Cops: William Lowe Shot Puppy With High-Powered Pellet Gun
If 20-year-old William Lowe's aspiring to become a ruthless serial killer, he may be on the right track. Like Ted Bundy, Jeffery Dahmer, and David Berkowitz before they were cold-blooded killers, Lowe apparently gets his kicks by hurting defenseless animals.
According to police, Lowe shot a puppy with a high-powered pellet gun last week. The puppy lived, and Lowe claims he didn't shoot the animal. However, his girlfriend tells police he's got a bit of a history when it comes to shooting helpless dogs.
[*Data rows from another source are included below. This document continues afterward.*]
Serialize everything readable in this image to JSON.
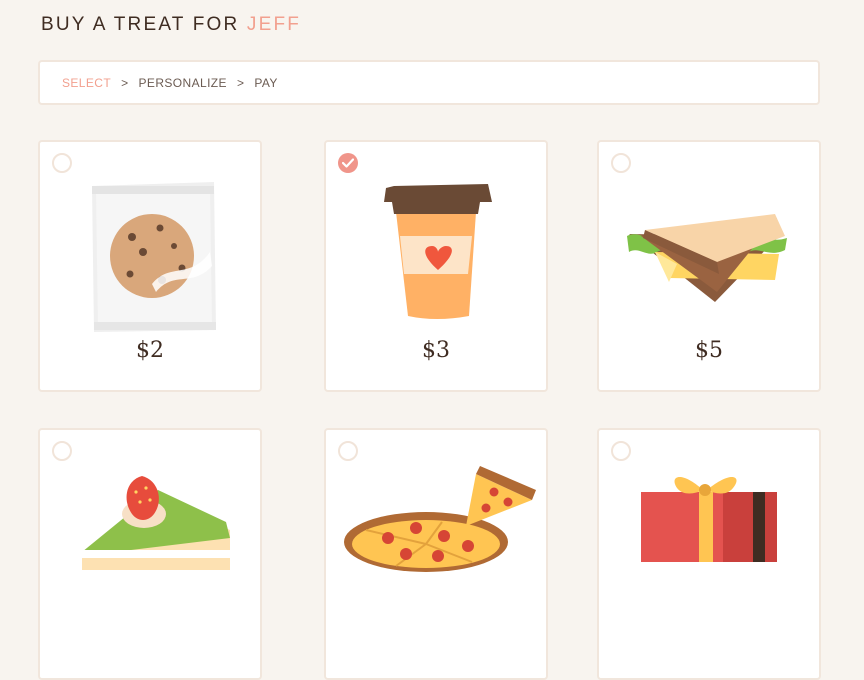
{
  "header": {
    "prefix": "BUY A TREAT FOR ",
    "name": "JEFF"
  },
  "steps": [
    "SELECT",
    "PERSONALIZE",
    "PAY"
  ],
  "step_separator": ">",
  "colors": {
    "accent": "#f2a08f",
    "text": "#3f2c22",
    "background": "#f8f4ef",
    "border": "#f1e6dc",
    "check": "#f0958a"
  },
  "treats": [
    {
      "item": "cookie",
      "price": "$2",
      "selected": false
    },
    {
      "item": "coffee",
      "price": "$3",
      "selected": true
    },
    {
      "item": "sandwich",
      "price": "$5",
      "selected": false
    },
    {
      "item": "cake",
      "price": "",
      "selected": false
    },
    {
      "item": "pizza",
      "price": "",
      "selected": false
    },
    {
      "item": "gift",
      "price": "",
      "selected": false
    }
  ]
}
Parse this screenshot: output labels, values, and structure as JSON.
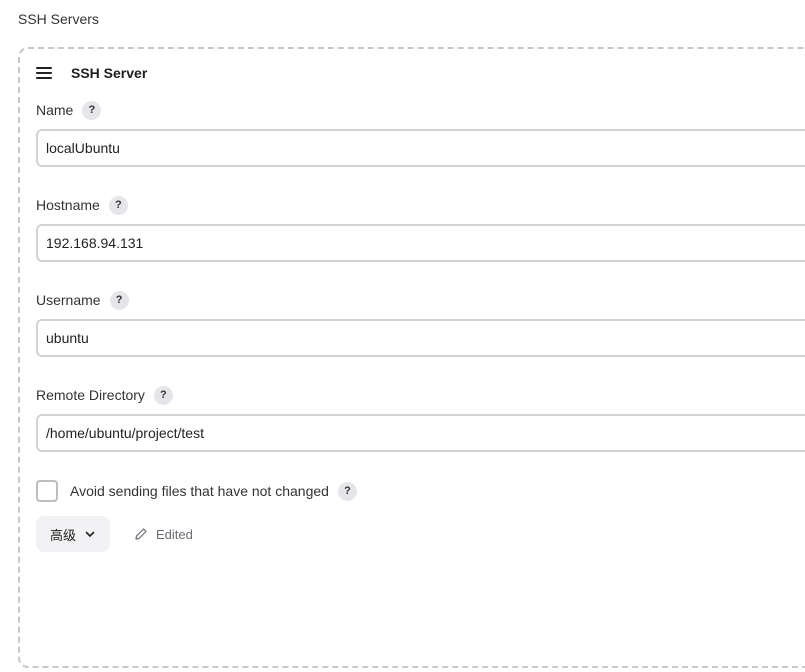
{
  "section": {
    "title": "SSH Servers"
  },
  "server": {
    "header_title": "SSH Server",
    "fields": {
      "name": {
        "label": "Name",
        "value": "localUbuntu"
      },
      "hostname": {
        "label": "Hostname",
        "value": "192.168.94.131"
      },
      "username": {
        "label": "Username",
        "value": "ubuntu"
      },
      "remote_directory": {
        "label": "Remote Directory",
        "value": "/home/ubuntu/project/test"
      }
    },
    "help_glyph": "?",
    "avoid_sending": {
      "label": "Avoid sending files that have not changed",
      "checked": false
    },
    "advanced_label": "高级",
    "edited_label": "Edited"
  },
  "icons": {
    "drag_handle": "drag-handle-icon",
    "help": "help-icon",
    "chevron": "chevron-down-icon",
    "pencil": "pencil-icon"
  },
  "colors": {
    "border_dashed": "#c8c8cc",
    "input_border": "#d3d3d6",
    "help_bg": "#e6e6ea",
    "button_bg": "#f2f2f4",
    "muted_text": "#6b6b75"
  }
}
According to court records obtained by New Times, about 5 p.m. Wednesday, Lowe shot the dog as it was playing in his neighbor's yard in Buckeye.
The dog -- at 5 months old -- was seriously injured.
The weapon police say Lowe used to shoot the puppy is a .177 caliber pellet gun, which can fire a pellet anywhere from 500-1,200 feet-per-second.
The pellet Lowe allegedly shot at the puppy hit it in the chest. It can be seen in X-rays of the dog's heart and lungs.
A gun similar to the one used to shoot the dog was found inside Lowe's house, as well as several pellets matching the one seen in X-rays of the dog's chest.
Lowe, however, claims he's not responsible.
Police later spoke with Lowe's girlfriend, who told them Lowe admitted to shooting the dog -- and he says he's shot several other dogs in the past.
Lowe, the girlfriend tells police, says he'd planned to approach the dog's owner and offer to pay the veterinary bills.
"We shot their dog. We're going to make it right," the girlfriend says Lowe told her.
Before any payment is made for the dog's vet bills, Lowe's got some explaining to do in front of a judge -- he was booked into jail on one count each of animal cruelty, disorderly conduct with a weapon (both felonies), and misdemeanor animal cruelty.
Get the This Week's Top Stories Newsletter
Every week we collect the latest news, music and arts stories — along with film and food reviews and the best things to do this week — so that you’ll never miss Phoenix New Times' biggest stories.